There are several perks to using magnesium flint sticks for starting a campfire, plus knowing how to do that is a great outdoor skill to have
Whether you’re camping in the wilderness, a campground or in your backyard with your kids, your campfire is likely to be the center of attention. Fire gives you light for your campsite and heat for cooking and staying warm and it also serves as an insect and predator repellent. But a campfire doesn’t start itself. Here’s one way you can easily start your next campfire using a magnesium flint stick.
Prepare a Place for Your Fire

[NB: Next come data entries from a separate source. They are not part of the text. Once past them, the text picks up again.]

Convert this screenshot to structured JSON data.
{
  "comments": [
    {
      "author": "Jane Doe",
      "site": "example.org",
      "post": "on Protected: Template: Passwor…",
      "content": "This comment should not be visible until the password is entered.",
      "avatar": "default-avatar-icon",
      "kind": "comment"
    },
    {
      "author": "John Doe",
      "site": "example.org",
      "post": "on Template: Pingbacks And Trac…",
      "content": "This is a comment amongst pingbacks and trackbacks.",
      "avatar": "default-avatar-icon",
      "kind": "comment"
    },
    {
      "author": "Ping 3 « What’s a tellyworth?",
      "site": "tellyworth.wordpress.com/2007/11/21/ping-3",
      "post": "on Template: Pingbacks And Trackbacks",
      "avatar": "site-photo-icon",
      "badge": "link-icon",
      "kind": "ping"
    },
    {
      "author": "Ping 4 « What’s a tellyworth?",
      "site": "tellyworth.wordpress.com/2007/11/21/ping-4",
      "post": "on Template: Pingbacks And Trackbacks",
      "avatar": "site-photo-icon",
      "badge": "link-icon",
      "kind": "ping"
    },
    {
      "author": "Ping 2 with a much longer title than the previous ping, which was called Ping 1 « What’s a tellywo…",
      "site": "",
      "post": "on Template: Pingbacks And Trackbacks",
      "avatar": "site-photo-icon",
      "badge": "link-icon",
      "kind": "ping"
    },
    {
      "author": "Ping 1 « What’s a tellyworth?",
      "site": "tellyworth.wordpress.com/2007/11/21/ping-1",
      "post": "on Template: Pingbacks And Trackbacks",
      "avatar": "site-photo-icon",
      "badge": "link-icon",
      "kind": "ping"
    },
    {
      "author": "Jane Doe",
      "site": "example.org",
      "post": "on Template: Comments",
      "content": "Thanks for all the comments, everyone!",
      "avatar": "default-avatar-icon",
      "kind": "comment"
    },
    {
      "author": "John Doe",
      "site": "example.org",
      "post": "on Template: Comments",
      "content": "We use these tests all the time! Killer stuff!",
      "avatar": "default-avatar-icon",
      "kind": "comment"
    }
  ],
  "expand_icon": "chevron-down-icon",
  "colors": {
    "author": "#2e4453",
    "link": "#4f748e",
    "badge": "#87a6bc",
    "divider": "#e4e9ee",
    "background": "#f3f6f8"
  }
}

If a fire pit or ring isn’t readily available, you’ll need to choose a level spot away from overhanging branches, brush or dry grass for your campfire. U.S. Forest Service managers recommend using a shovel to clear a circle 10 feet wide down to bare dirt and hollowing it out about 6 inches deep and 2 feet across. Lastly, you’ll want to pile the dirt around the outside of your circle to create a barrier.
Gather Your Tinder, Kindling and Wood
Preparation is key to a successful campfire. You should expect to spend at least 80 percent of your time preparing for your fire and only about 20 percent lighting it. Make sure you have a tinder ball of dried materials like an old bird nest, paper or lint. You’ll also need kindling (like match-sized twigs or cut up wood) and of course a lot of fire wood to keep your fire burning.
Make a Pile of Magnesium Shavings
Now, it’s time to use your magnesium flint stick. Prepare a divot in the center of your tinder ball and scrape off about a quarter-sized pile of magnesium from your magnesium block. Some magnesium fire starters come with a striker to use for this step. You can also use a dull pocket knife.
Create a Spark to Start Your Magnesium on Fire
Once you have your magnesium shavings in a pile, you’re ready to create your spark and start your fire. Simply strike the flint side of your magnesium stick with the attached striker or the opposite side of your knife blade directly into your magnesium pile. Make sure to strike the full length of the flint to get a healthy spark. The spark will light your magnesium and tinder ball. It’s easiest to hold your knife at a 90 degree angle and your striker at about a 45 degree angle not more than an inch away from your tinder ball. Note: You can start a fire without the magnesium pile, but it’s a whole lot easier with it.
Magnesium is one of the alkaline-earth metals and is a common element in the Earth’s crust. It also burns really hot — about 4,000 degrees Fahrenheit. Keep in mind that you should be careful looking directly at magnesium when it’s on fire since it burns so brightly.
Add Your Kindling and Wood
Just like building any campfire, you’ll want to add your small kindling first and work your way up to your bigger wood to keep your campfire burning.
Magnesium flint sticks range in price from about $2 to $25. They’re easy to carry, waterproof and nearly indestructible. That means that even if you drop your magnesium stick in water, it’ll still work. All of these perks make magnesium flint sticks a good choice for starting your next campfire — not to mention being a great outdoors skill to have!
Suzanne Downing is an outdoor writer and photographer in Montana with an environmental science journalism background. Her work can be found in Outdoors Unlimited, Bugle Magazine, Missoulian, Byline Magazine, Communique, MTPR online, UM Native News, National Wildlife Federation campaigns and more.